The Mayo Clinic defines heart failure, also known as congestive heart failure and/or chronic heart failure, as the failure of the heart muscle to pump blood to the body adequately. In other words, heart failure is not a heart attack, and it is not death from heart disease, which its name might seem to imply.
Heart failure is a condition characterized by some or all of the following symptoms: shortness of breath, difficulty exercising, swelling in the lower extremities, and palpitations. The New York Heart Association (NYHA) has devised a widely used classification system based on these symptoms. The heart failure classes range from 1 (mildest form) to 4 (most severe form).
Heart failure can be of various types: left-sided heart failure in which fluid backs up in the lungs, right-sided heart failure in which fluid backs up in the abdomen and lower extremities, systolic heart failure in which the left ventricle does not pump out the blood sufficiently, and diastolic heart failure in which the left ventricle does not fill up with blood adequately.
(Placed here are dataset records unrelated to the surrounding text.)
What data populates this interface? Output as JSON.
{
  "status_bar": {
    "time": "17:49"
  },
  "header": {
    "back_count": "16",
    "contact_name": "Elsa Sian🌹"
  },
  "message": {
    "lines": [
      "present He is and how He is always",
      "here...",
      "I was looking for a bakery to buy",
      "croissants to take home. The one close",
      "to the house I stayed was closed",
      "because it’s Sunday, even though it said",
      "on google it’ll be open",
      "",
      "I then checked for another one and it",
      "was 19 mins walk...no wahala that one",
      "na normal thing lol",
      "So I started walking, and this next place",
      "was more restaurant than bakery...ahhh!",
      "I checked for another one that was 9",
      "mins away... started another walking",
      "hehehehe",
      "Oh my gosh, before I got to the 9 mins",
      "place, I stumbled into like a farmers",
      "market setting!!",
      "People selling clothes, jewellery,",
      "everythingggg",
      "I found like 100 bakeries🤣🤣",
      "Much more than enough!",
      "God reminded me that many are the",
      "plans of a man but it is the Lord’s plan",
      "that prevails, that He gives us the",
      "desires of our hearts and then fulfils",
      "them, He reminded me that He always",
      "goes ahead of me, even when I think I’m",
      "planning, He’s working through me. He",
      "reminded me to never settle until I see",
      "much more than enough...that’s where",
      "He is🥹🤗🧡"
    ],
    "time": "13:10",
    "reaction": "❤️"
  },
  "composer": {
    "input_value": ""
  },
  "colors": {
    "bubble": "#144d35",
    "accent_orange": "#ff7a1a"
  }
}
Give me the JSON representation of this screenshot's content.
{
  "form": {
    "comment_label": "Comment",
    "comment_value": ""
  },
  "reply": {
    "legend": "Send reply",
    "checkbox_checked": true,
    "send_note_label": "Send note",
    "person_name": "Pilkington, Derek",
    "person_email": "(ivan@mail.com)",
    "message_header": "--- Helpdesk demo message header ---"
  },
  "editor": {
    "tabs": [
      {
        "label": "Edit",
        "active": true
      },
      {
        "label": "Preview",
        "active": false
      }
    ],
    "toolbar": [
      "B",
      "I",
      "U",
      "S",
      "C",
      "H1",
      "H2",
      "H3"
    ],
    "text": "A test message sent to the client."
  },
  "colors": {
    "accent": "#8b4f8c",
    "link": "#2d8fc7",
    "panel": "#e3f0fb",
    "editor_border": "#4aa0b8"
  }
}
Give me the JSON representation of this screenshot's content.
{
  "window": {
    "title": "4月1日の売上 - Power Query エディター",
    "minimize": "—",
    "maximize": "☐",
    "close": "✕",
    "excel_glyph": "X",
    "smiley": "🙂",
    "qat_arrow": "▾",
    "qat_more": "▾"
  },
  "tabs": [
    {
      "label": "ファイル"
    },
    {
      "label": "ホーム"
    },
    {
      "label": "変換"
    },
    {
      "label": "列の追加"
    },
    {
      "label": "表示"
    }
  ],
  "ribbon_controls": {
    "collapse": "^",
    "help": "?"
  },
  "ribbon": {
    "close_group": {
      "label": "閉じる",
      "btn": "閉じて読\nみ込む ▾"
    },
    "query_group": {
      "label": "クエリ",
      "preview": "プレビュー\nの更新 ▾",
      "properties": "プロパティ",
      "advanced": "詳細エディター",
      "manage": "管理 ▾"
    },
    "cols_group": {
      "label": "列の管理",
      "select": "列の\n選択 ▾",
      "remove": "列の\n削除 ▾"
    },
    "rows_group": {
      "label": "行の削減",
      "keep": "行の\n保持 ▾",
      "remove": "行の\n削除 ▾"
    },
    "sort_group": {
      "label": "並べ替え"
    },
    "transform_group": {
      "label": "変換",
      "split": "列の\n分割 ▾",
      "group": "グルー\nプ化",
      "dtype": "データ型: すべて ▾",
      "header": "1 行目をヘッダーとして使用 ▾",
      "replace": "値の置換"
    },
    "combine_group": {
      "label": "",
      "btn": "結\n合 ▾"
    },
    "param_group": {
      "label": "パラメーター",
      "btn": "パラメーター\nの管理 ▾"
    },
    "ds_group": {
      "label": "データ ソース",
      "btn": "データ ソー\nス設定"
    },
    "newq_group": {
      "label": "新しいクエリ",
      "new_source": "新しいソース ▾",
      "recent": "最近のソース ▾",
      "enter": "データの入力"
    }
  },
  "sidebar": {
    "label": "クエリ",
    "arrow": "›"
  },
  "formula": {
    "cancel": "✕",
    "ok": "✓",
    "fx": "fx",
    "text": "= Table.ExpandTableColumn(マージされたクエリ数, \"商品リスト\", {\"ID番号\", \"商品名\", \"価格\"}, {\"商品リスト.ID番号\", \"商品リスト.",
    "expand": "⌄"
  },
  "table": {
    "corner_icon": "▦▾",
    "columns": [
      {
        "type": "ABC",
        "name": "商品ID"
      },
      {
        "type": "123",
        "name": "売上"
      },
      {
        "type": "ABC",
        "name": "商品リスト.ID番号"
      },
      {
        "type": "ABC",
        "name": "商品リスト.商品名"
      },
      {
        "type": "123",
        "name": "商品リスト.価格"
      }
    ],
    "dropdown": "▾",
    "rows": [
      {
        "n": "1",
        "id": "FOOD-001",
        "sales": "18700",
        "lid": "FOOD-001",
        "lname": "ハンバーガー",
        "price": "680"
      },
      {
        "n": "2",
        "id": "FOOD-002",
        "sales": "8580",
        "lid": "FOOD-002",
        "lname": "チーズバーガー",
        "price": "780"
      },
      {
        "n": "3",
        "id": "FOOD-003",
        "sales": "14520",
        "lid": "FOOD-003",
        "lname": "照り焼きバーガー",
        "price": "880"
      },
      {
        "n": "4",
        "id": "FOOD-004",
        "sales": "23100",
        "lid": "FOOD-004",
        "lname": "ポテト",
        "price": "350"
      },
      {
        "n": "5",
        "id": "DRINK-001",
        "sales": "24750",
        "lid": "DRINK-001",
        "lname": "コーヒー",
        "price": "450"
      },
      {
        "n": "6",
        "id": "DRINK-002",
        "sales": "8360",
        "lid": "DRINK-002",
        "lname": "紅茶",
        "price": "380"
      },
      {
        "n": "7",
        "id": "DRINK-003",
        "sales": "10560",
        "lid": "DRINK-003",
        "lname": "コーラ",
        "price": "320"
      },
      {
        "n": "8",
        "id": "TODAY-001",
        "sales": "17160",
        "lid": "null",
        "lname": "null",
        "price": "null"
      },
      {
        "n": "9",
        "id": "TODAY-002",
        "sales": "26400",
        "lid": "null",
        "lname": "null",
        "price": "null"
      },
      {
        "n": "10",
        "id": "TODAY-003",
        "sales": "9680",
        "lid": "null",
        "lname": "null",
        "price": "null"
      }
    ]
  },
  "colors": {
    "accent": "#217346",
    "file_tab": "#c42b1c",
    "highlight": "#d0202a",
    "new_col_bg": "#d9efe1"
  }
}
Common causes of heart failure are coronary artery disease caused by atherosclerosis, a survived heart attack, high blood pressure, faulty heart valves, heart muscle damage caused by disease or infection, virus-caused inflammation of the heart muscle, and abnormal heart rhythms.